EULESS — An apartment manager is out of a job and the company that owns the complex where she worked is paying $317,000 to settle a federal discrimination lawsuit concerning the segregation of tenants based on race.“The federal government took my job,” said Nancy Quandt, who left her office at Stonebridge at Bear Creek apartments in Euless last week, the day the owners agreed to the settlement. “I didn’t do anything wrong and it’s not fair.”The U.S. Department of Justice disagreed, naming Quandt and Minnesota-based S&H Realty Management in a suit based on a January 2010 complaint by a former Stonebridge employee.
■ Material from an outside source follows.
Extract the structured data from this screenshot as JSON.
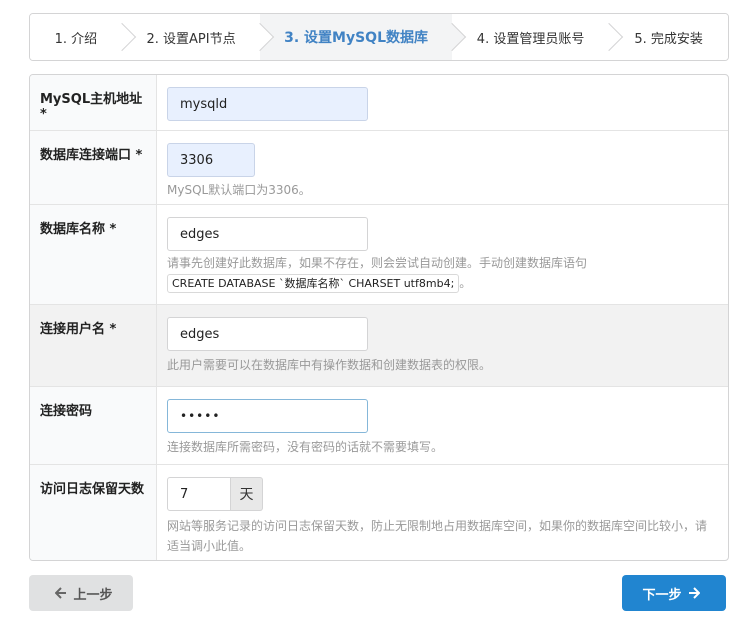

The suit said that Quandt told leasing agents to segregate tenants of Middle Eastern or South Asian descent into two of the complex’s 21 residential buildings “to isolate any smells allegedly associated with ethnic cuisine that the manager disliked,” according to the Justice Department’s news release.Officials at the Council on American-Islamic Relations, a national Muslim civil-rights group, were encouraged by the suit’s outcome, said CAIR spokeswoman Alia Salem. “Anyone who promotes justice and works for civil rights advocacy should be elated,” Salem said. “This was a big win.”Subject to approval by the federal court in Texas, the settlement ordered that “defendants in United States v. Stonebridge at Bear Creek LLP will pay a total of $107,000 in civil penalties and $210,000 in a damages fund to compensate victims of the defendants’ discrimination identified during the term of the agreement,” the news release said.The complaint filed with the U.S. Department of Housing and Urban Development alleged that when apartments in the two designated buildings were filled, the leasing agents had to tell Middle Eastern or South Asian applicants that there were no vacancies among the complex’s 184 units, the release said.The leasing agent who filed the complaint, Daneisha Davis, told the Star-Telegram in 2010 that she “was told that no one else wanted to live by these people. That they where dirty and they cooked with curry.”One condition of the settlement was that Quandt would no longer be a Stonebridge employee, and a company spokeswoman said that Quandt resigned last week on her own. The spokeswoman, Nancy Hart, Stonebridge‘s vice president of operations, told the Star-Telegram that the company never has discriminated against anyone.“We never acknowledged that there was discrimination,” Hart said. “We have residents of many different ethnicities living at Stonebridge now and have had many different ethnicities since the property opened in 1998. We will continue to welcome them all, as we always have.”Quandt, too, denied the discrimination allegations and regretted having to leave her employer.“My company, S&H Realty Management, is a very good, professional company and they fought to keep my job,” Quandt said. “The attorney for the federal government wasn’t nice. He said he could take whatever he wanted.”Other conditions of the settlement include that Stonebridge must “adopt a nondiscrimination policy and enact or undertake numerous other corrective measures, including training, record keeping and monitoring.”Hart said that the company is complying with all points in the order, and agreed to the settlement to put an end to the lawsuit.“This investigation has been going on for almost four years,” Hart said. “We signed the order to avoid future legal costs and protracted litigation.”Davis could not be reached for comment, but she said in an earlier article that she no longer worked at Stonebridge. This report includes material from the Star-Telegram archives.
Terry Evans, 817-390-7620 Twitter: @fwstevans